▸ **PROMPT**:
A faithful copy without images is required: write out all the records exactly.
** SUPPLIED DATA follows **
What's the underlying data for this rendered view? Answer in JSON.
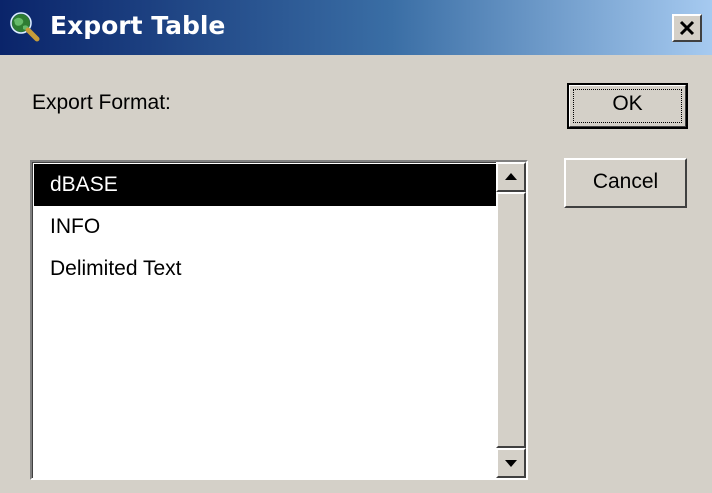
{
  "window": {
    "title": "Export Table",
    "icon": "globe-magnifier-icon",
    "close_icon": "close-icon"
  },
  "form": {
    "format_label": "Export Format:"
  },
  "format_list": {
    "selected_index": 0,
    "items": [
      {
        "label": "dBASE"
      },
      {
        "label": "INFO"
      },
      {
        "label": "Delimited Text"
      }
    ]
  },
  "buttons": {
    "ok_label": "OK",
    "cancel_label": "Cancel"
  },
  "colors": {
    "titlebar_start": "#0a246a",
    "titlebar_end": "#a6caf0",
    "face": "#d4d0c8",
    "selection": "#000000"
  }
}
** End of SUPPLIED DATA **
▸ **EXPECTED ANSWER**:
What's the underlying data for this rendered view? Answer in JSON.
{
  "window": {
    "title": "Export Table",
    "icon": "globe-magnifier-icon",
    "close_icon": "close-icon"
  },
  "form": {
    "format_label": "Export Format:"
  },
  "format_list": {
    "selected_index": 0,
    "items": [
      {
        "label": "dBASE"
      },
      {
        "label": "INFO"
      },
      {
        "label": "Delimited Text"
      }
    ]
  },
  "buttons": {
    "ok_label": "OK",
    "cancel_label": "Cancel"
  },
  "colors": {
    "titlebar_start": "#0a246a",
    "titlebar_end": "#a6caf0",
    "face": "#d4d0c8",
    "selection": "#000000"
  }
}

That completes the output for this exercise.